For example, when a graphic designer becomes an art director or an employee becomes a business owner or a top performer becomes a trainer, their previous methods of allocating time just won’t work anymore. As Marshall Goldsmith explains in What Got You Here Won’t Get You There, your career advancing to the next level also means that your skills need to advance to keep up.
To help you understand how different career changes have an impact on your schedule, I’ve laid out common shifts I’ve observed in my coaching clients’ lives and suggestions on how you can measure and respond to them.
Despite popular opinion, the number of hours in a day doesn’t expand in proportion to the growth in your job description. In order to fit in more activity without losing your balance, you need to think differently about your time allocation.
To help you assess how you should be approaching activities given your new workload, I’ve developed a simple routine that I call “INO.”
First, write out all of the activities related to your job. Then, categorize each of them as an investment, neutral, or optimize activity:
- Investment: Spending more time on these activities could lead to a significant increase in the benefits you receive. Example: A significant career-enhancing project that helps you grow your skill set.
- Neutral: These activities give back as much as you put into them. Example: Billable hourly work, where you aren’t building out your portfolio or developing new skills.
- Optimize: More time spent on these activities results in decreasing benefits. Example: Routine email or paperwork.
As you scan your completed list, you will want to:
- Complete the “Optimize” activities as quickly as possible.
- Limit the amount of time you spend on “Neutral” activities.
- Maximize the time you spend moving forward on “Investment” activities.
- Re-evaluate as necessary.
Increases in the number of people who report to you should mean that the overall output of your team increases, IF you’re delegating properly. But more management responsibility also means, of course, that you have to “let go” of some tasks.
To understand how much of your time different staff members receive from you and what you can delegate to gain back time for your creative projects, try this type of assessment:
- Make a mind map or list of all of the different people reporting to you.
- Detail out what each one of these people needs to receive from you such as:
- Monthly one-on-one meetings (1 hour/month)
- Weekly feedback on their current projects (2 hours/week)
- Emotional support when they have a setback (varies)
- Brainstorm all they could give back to you. The possibilities are endless. Your list might include things like:
- Absorbing regular maintenance tasks, which could be anything from managing social media to writing blog posts to prepping files to answering customer emails, and so on. (4-8 hours/week)
- Completing a major research or archival project. (5 days)
- Taking over leading a committee or a regular meeting. (3 hours/month)
- Attending a professional conference or seminar on your behalf. (1-2 days)

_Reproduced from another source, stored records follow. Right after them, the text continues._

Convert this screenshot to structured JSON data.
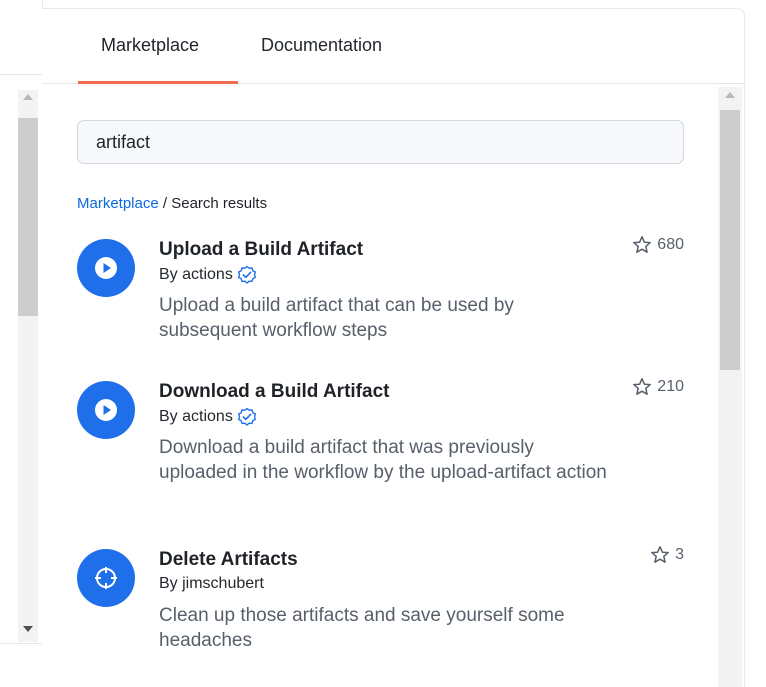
{
  "tabs": {
    "marketplace": "Marketplace",
    "documentation": "Documentation"
  },
  "search": {
    "value": "artifact"
  },
  "breadcrumb": {
    "link": "Marketplace",
    "separator": " / ",
    "current": "Search results"
  },
  "results": [
    {
      "title": "Upload a Build Artifact",
      "by": "By actions",
      "verified": true,
      "description": "Upload a build artifact that can be used by subsequent workflow steps",
      "stars": "680",
      "icon": "play-icon"
    },
    {
      "title": "Download a Build Artifact",
      "by": "By actions",
      "verified": true,
      "description": "Download a build artifact that was previously uploaded in the workflow by the upload-artifact action",
      "stars": "210",
      "icon": "play-icon"
    },
    {
      "title": "Delete Artifacts",
      "by": "By jimschubert",
      "verified": false,
      "description": "Clean up those artifacts and save yourself some headaches",
      "stars": "3",
      "icon": "crosshair-icon"
    }
  ],
  "colors": {
    "accent": "#1f6feb",
    "link": "#0969da",
    "tab_underline": "#f26b4f"
  }
}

- Calculate how much time can be spent on getting your own projects done by subtracting out what others are receiving from you and adding back the time you are gaining from delegating to them. Example: 40 hours-20 hours+10 hours=30 hours spent on moving forward your projects (20 hours that you do and 10 hours that someone did for you).
- Assess whether you feel that you have the proper balance of giving and receiving and adapt as necessary. The goal is to maximize the total potential output of your team and the time you personally spend on top quality “investment” activities without anyone burning out.
Jet-setting seems glamorous—you get to explore new places, engage with new people, and gain premier status. But after a few months of trotting around the country or the globe, travel can lose its luster if you don’t practice a few simple strategies to keep your life in order:
- Always block in time on your calendar before a trip for prep and packing and after a trip for wrap up and rest. If you don’t take care of submitting receipts and following up on leads immediately, those details can cause huge stress later.
- Keep to the essential routines for your health and happiness. If meditation is a must, wake up early enough to make it happen or download a recording you can listen to in transit. If exercise has to happen, spend your 30-minute break between meetings walking around the hallways and going up and down the stairs.
- Split up your to-do lists using David Allen’s Getting Things Done location-focused method. For instance, you could make these kinds of categories: At Home, In Waiting Rooms, On Planes, When Driving.
- Decide on certain personal, yet location-independent, activities to do on the road such as: reading books, calling friends, or researching a new gadget. Planning these type of personal items will give you a reason to stop working in the evenings and make sure that you have time to recharge and refresh.
Recognizing and adapting to these expectation-changers gives you greater clarity on what’s possible, allows you to feel good about how you’re spending your time, and helps you make—and keep—the right promises to yourself and others.
What’s Your Perspective?
What external job changes have required you to adapt your internal expectations? What new standards did you set for yourself?